Monday, February 13, 2012

Blackout Poetry - The Truth is Coming

Since I had so much fun with my blackout poem "Unsung Songs," I decided to try another one. I used  the same page (250) of the same book Memnoch the Devil by Anne Rice that I used for "Unsong Songs." I wanted to see if I could get a completely different poem using the same material. However, I didn't realize I'd have a more difficult time creating my poem "The Truth is Coming." Also, since I couldn't get punctuation where I needed it, the poem may not read well based off just the page of blackout, so I again will rewrite the poem after the picture to show how I saw it in my mind.

The Truth is Coming

By Candace Shultz

The Devil can blind or dazzle,
So never get far from the light of Heaven
And God will appear to you and fill you with virtue.

The truth is coming.

To the devoted,
As you rise to Heaven, fall silent,
For when you're dead you'll hear the song.

Sunday, February 12, 2012

Blackout Poetry - Unsung Songs

Inspired by a swap at, I decided to try blackout poetry for the first time. In this type of poetry, you black out words in a newspaper article (or more than one article on a page) or on the page of a book (best to photocopy the page so the book doesn't get ruined), leaving behind only the words you chose to form a poem. I selected the book Memnoch the Devil by Anne Rice (the fifth novel in her Vampire Chronicles series) for my first blackout poem. I opened the book to page 250, scanned it into my computer, and began my journey into a new realm of poetry (at least for myself).

As a quick side note before I share my poem, I found it best to black out the words on the computer using an image editor (since it scanned as a jpeg) rather than print the page out and black out words with a permanent marker or pen. My headache can attest to the mistake of using marker.

Unsung Songs

By Candace Shultz

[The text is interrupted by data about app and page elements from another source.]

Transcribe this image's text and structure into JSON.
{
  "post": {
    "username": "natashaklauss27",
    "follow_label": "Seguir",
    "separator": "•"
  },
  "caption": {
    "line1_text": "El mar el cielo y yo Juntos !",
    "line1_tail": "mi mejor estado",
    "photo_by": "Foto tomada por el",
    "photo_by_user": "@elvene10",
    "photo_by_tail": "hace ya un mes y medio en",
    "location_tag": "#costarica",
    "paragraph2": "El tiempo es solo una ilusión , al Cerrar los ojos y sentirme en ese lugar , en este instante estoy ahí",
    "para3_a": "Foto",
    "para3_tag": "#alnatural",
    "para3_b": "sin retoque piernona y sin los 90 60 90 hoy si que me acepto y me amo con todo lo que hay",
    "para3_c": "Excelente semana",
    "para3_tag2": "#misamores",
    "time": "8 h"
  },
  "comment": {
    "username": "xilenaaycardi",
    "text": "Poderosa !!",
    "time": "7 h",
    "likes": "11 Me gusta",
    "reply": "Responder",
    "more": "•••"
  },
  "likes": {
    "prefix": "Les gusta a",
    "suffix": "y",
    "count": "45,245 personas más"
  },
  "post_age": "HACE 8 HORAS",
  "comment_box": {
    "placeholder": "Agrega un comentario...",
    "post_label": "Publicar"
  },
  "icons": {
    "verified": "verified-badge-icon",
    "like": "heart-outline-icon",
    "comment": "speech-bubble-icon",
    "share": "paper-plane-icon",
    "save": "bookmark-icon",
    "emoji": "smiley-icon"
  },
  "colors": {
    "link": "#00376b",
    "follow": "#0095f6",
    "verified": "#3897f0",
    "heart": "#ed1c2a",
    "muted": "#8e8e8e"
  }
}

When I am angry, I will say nothing.
They do not ask my point of view.
These men are not so clever.
I see much.
I understand.
But they rise continuously.
My songs fall silent
For my kind are dead.